In the United States, coronary artery disease is a leading cause of death and disability. Chronic angina pectoris occurs when the heart muscle does not receive sufficient oxygen resulting in chest pain. This is usually due to atherosclerotic plaques that block the coronary arteries. Refractory angina is a growing problem that occurs in patients with chronic angina who are symptomatic despite optimal medical therapy and are no longer eligible for mechanical interventions like percutaneous coronary intervention (PCI) and coronary artery bypass grafting (CABG). These patients currently have no treatment options and are frequently highly symptomatic, which severely impacts their quality of life, and may exacerbate comorbidities and cause further deterioration of their health status. Refractory angina results in significant consumption of healthcare resources, including visits to the emergency department as a result of patients’ chest pain. An estimated one million people suffer from refractory angina in the United States.

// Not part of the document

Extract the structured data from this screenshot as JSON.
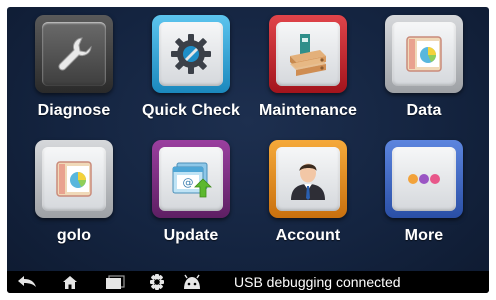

XyloCor Therapeutics is a private, clinical-stage biopharmaceutical company developing potential best-in-class gene therapies to transform outcomes for patients with cardiovascular disease. The Company’s lead product candidate, XC001, is in clinical development to investigate use for patients with refractory angina for which there are no treatment options. XyloCor has a second preclinical investigational product, XC002, in discovery stage, being developed for the treatment of patients with cardiac tissue damage from heart attacks. The company, which was co-founded by Ronald Crystal, M.D., and Todd Rosengart, M.D., has an exclusive license from Cornell University.
For more information, visit www.xylocor.com.
Sam Brown Inc. Healthcare Communications